## TASK TO COMPLETE
Print every record exactly, omitting all pictures.

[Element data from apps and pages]
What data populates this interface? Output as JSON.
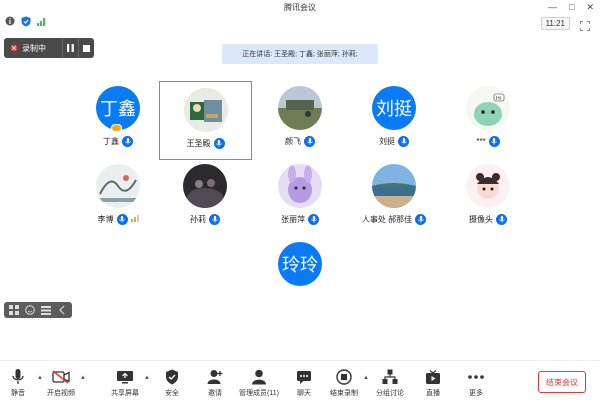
{
  "window": {
    "title": "腾讯会议",
    "controls": [
      "—",
      "□",
      "✕"
    ]
  },
  "status": {
    "timer": "11:21"
  },
  "recording": {
    "label": "录制中"
  },
  "speaking": {
    "text": "正在讲话: 王圣殿; 丁鑫; 张丽萍; 孙莉;"
  },
  "participants": [
    {
      "name": "丁鑫",
      "avatar_text": "丁鑫",
      "avatar_color": "#0a7bf5"
    },
    {
      "name": "王圣殿",
      "avatar_text": ""
    },
    {
      "name": "颜飞",
      "avatar_text": ""
    },
    {
      "name": "刘挺",
      "avatar_text": "刘挺",
      "avatar_color": "#0a7bf5"
    },
    {
      "name": "***",
      "avatar_text": ""
    },
    {
      "name": "李博",
      "avatar_text": ""
    },
    {
      "name": "孙莉",
      "avatar_text": ""
    },
    {
      "name": "张丽萍",
      "avatar_text": ""
    },
    {
      "name": "人事处 郝那佳",
      "avatar_text": ""
    },
    {
      "name": "摄像头",
      "avatar_text": ""
    },
    {
      "name": "",
      "avatar_text": "玲玲",
      "avatar_color": "#0a7bf5"
    }
  ],
  "toolbar": {
    "mute": "静音",
    "video": "开启视频",
    "share": "共享屏幕",
    "security": "安全",
    "invite": "邀请",
    "members": "管理成员(11)",
    "chat": "聊天",
    "end_record": "结束录制",
    "breakout": "分组讨论",
    "live": "直播",
    "more": "更多",
    "end_meeting": "结束会议"
  },
  "colors": {
    "accent": "#0a7bf5",
    "end": "#e33333",
    "highlight": "#3cbc55"
  }
}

## SOLUTION FOR THIS TASK
What data populates this interface? Output as JSON.
{
  "window": {
    "title": "腾讯会议",
    "controls": [
      "—",
      "□",
      "✕"
    ]
  },
  "status": {
    "timer": "11:21"
  },
  "recording": {
    "label": "录制中"
  },
  "speaking": {
    "text": "正在讲话: 王圣殿; 丁鑫; 张丽萍; 孙莉;"
  },
  "participants": [
    {
      "name": "丁鑫",
      "avatar_text": "丁鑫",
      "avatar_color": "#0a7bf5"
    },
    {
      "name": "王圣殿",
      "avatar_text": ""
    },
    {
      "name": "颜飞",
      "avatar_text": ""
    },
    {
      "name": "刘挺",
      "avatar_text": "刘挺",
      "avatar_color": "#0a7bf5"
    },
    {
      "name": "***",
      "avatar_text": ""
    },
    {
      "name": "李博",
      "avatar_text": ""
    },
    {
      "name": "孙莉",
      "avatar_text": ""
    },
    {
      "name": "张丽萍",
      "avatar_text": ""
    },
    {
      "name": "人事处 郝那佳",
      "avatar_text": ""
    },
    {
      "name": "摄像头",
      "avatar_text": ""
    },
    {
      "name": "",
      "avatar_text": "玲玲",
      "avatar_color": "#0a7bf5"
    }
  ],
  "toolbar": {
    "mute": "静音",
    "video": "开启视频",
    "share": "共享屏幕",
    "security": "安全",
    "invite": "邀请",
    "members": "管理成员(11)",
    "chat": "聊天",
    "end_record": "结束录制",
    "breakout": "分组讨论",
    "live": "直播",
    "more": "更多",
    "end_meeting": "结束会议"
  },
  "colors": {
    "accent": "#0a7bf5",
    "end": "#e33333",
    "highlight": "#3cbc55"
  }
}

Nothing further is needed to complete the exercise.